lock2.jpg

click to triplify

Pretty old school, eh? I had no idea.

In my moderate Mr- Fixitness I realigned the spring as I had done the first time around, but this time in an attempt to prevent it from slipping in the future I applied a small piece of electrical tape to the coil’s base where it seats against the back of the lock’s box.

I can never say “lock” and “box” together without thinking of Al Gore.

Not that the tape will definitively keep the spring from slipping again, but it can’t hurt. And soon afterward I was replacing the panel I had removed to gain access to the mechanism’s guts, Flipping it over to the other side about to put it back in the door, that’s when I found this stamp (photographed through an 8x lupe on macro in really bad light so sorry for the crap quality):

 lock.jpg

Don’t know how I missed it the first time around, but what it says is:

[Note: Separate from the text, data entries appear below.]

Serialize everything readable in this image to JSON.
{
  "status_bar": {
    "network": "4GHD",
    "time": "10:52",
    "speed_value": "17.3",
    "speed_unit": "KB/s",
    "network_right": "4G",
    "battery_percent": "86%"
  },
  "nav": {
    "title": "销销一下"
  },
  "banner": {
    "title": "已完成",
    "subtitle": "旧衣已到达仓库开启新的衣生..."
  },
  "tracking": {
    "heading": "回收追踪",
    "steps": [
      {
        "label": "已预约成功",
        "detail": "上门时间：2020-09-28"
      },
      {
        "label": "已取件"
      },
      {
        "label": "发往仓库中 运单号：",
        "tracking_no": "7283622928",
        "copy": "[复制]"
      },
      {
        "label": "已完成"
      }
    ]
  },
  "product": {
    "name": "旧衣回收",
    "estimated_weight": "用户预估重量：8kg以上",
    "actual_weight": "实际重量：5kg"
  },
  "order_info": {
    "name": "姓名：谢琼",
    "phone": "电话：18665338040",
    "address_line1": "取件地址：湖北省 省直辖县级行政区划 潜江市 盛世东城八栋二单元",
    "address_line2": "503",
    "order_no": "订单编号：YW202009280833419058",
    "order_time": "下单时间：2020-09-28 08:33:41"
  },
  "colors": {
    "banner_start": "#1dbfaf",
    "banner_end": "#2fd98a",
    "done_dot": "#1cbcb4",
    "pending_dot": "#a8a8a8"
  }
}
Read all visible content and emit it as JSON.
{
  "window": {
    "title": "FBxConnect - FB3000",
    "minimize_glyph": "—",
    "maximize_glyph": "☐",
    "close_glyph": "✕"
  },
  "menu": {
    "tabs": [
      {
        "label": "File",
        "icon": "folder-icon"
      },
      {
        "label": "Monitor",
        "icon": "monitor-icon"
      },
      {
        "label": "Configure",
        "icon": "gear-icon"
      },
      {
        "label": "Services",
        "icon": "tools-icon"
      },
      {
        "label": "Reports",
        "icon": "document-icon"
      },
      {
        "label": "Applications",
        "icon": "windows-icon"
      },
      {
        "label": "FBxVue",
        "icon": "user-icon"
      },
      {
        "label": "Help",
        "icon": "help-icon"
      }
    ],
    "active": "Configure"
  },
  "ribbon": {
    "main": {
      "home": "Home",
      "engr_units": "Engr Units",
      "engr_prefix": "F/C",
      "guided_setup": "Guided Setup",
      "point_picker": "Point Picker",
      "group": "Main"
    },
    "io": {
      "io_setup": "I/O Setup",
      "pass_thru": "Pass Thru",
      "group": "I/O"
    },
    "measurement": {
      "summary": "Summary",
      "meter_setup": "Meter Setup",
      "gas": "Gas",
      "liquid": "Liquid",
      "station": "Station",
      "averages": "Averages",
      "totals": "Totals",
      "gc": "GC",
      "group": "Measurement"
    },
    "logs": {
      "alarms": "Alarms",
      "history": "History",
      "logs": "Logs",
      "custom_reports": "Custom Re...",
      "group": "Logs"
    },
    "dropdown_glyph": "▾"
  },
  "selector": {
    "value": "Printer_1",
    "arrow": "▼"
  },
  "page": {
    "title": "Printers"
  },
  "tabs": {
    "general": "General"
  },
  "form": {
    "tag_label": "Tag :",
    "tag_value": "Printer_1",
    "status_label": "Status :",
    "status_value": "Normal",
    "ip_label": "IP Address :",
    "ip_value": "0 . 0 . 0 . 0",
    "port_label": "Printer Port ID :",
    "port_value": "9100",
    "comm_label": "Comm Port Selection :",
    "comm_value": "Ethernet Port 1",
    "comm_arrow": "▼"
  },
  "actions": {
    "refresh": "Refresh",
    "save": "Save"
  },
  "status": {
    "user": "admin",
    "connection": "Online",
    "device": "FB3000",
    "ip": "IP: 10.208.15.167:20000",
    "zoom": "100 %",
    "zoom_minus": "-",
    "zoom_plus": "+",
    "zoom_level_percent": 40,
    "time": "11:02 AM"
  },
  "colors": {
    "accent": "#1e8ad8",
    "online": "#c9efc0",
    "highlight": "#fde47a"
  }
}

RUSSELL & ERWIN
MFG. CO.
NEW BRITAIN
CONN. U.S.A.
PAT. JAN, 29, 89.
JUNE, 11, 89.

No, not 18 years ago. Subtract another century to the same year that Vincent Van Gogh painted “Landscape with Cypress Tree” and a guy by the name of Eiffel designed a tower for Paris and Mark Twain published “A Connecticut Yankee in King Arthur’s Court,” and Adolph Hitler was born and that sucks so let me mention that astronomer E.P. Hubble was born too.

And so was this lock on June 11. 1889.